But international summer vacations are off the table. Flights are grounded, borders are mostly closed, and it could be awhile before they open back up again.
In early May, international air travel was running at around 90 per cent less capacity than before the pandemic hit, according to Statistics Canada, and the Canada-U.S. border remains closed to non-essential travel for the foreseeable future. So for Canadians looking to get away for a day, weekend or longer, staying within our borders is the only choice.
Add on the federal government reopening 29 of its 48 national parks on June 1, and it makes sense that Canadians might be tempted to get out in the true north strong and free.
But should you?
Here’s what you should consider before planning your big Canadian vacation in the age of COVID-19.
Case rates are widely different from province to province
And the divide is growing larger by the day.
Provinces have instituted measures throughout the pandemic to limit inter-provincial travel.
The Atlantic provinces have largely cracked down on non-essential travel in and out of their borders. Newfoundland and Labrador implemented a travel ban in early May barring anyone but permanent residents and workers in essential sectors from entering the province. Meanwhile, New Brunswick and Nova Scotia have implemented check-points at major entry points to stop and question people about their health and risk of exposure. Prince Edward Island is closed to non-residents as well.
All three territories, which have largely seen limited COVID-19 cases , have maintained strict borders as well. Nunavut is even insisting all people entering the territory undergo a mandatory 14-day quarantine.
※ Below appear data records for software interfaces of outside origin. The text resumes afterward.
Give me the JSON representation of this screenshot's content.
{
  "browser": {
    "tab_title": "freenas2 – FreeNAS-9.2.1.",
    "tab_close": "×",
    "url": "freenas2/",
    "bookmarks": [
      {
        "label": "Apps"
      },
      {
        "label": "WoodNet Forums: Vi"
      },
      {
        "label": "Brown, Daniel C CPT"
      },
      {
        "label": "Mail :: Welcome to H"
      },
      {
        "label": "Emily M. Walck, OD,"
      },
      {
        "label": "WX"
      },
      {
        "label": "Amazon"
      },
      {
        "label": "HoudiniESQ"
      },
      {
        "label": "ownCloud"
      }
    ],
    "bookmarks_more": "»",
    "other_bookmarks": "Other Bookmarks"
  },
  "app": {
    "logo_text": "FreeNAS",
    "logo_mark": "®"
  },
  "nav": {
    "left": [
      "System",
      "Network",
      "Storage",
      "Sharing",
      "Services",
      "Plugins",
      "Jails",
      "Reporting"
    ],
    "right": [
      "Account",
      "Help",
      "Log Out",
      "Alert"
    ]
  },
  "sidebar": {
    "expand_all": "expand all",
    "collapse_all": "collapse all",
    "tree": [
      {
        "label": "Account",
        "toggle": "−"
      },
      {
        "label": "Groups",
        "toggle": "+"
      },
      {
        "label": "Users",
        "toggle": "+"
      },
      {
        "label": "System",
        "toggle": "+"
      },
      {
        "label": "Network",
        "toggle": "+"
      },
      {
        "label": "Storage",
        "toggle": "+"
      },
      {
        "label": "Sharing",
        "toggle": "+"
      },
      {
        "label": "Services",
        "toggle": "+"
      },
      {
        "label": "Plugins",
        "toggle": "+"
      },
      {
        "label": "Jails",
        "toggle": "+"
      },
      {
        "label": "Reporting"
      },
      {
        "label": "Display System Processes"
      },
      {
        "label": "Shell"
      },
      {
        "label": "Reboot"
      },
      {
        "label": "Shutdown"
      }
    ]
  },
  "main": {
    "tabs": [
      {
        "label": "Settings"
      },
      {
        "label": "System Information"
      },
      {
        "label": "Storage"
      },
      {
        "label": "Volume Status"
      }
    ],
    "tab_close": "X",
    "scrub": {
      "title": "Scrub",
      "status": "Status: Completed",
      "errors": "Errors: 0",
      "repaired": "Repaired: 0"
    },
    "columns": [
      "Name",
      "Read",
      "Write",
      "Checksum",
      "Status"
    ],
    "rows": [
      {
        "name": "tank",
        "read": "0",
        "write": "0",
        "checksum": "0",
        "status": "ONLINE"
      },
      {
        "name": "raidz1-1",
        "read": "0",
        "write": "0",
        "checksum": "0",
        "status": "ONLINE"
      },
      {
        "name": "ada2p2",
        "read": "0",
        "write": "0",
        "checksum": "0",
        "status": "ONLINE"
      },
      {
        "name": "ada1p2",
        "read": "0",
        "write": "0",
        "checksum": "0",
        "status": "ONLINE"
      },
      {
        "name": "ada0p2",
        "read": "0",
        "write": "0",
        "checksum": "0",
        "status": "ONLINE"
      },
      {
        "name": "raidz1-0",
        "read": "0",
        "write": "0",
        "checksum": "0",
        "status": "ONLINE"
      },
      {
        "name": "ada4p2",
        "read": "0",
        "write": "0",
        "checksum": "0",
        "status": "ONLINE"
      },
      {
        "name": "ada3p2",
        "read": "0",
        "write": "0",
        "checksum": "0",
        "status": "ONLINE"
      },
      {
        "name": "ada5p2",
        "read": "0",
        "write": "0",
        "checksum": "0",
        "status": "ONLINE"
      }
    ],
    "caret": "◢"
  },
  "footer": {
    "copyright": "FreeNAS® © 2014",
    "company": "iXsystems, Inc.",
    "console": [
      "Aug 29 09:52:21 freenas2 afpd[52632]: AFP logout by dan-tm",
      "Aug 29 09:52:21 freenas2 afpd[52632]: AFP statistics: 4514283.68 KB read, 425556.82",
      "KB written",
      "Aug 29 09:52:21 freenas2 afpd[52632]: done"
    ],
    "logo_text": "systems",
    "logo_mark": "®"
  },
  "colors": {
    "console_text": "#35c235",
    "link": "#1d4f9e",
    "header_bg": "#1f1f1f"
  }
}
Saskatchewan hasn’t closed its border, but the government issued an order in April that restricts all...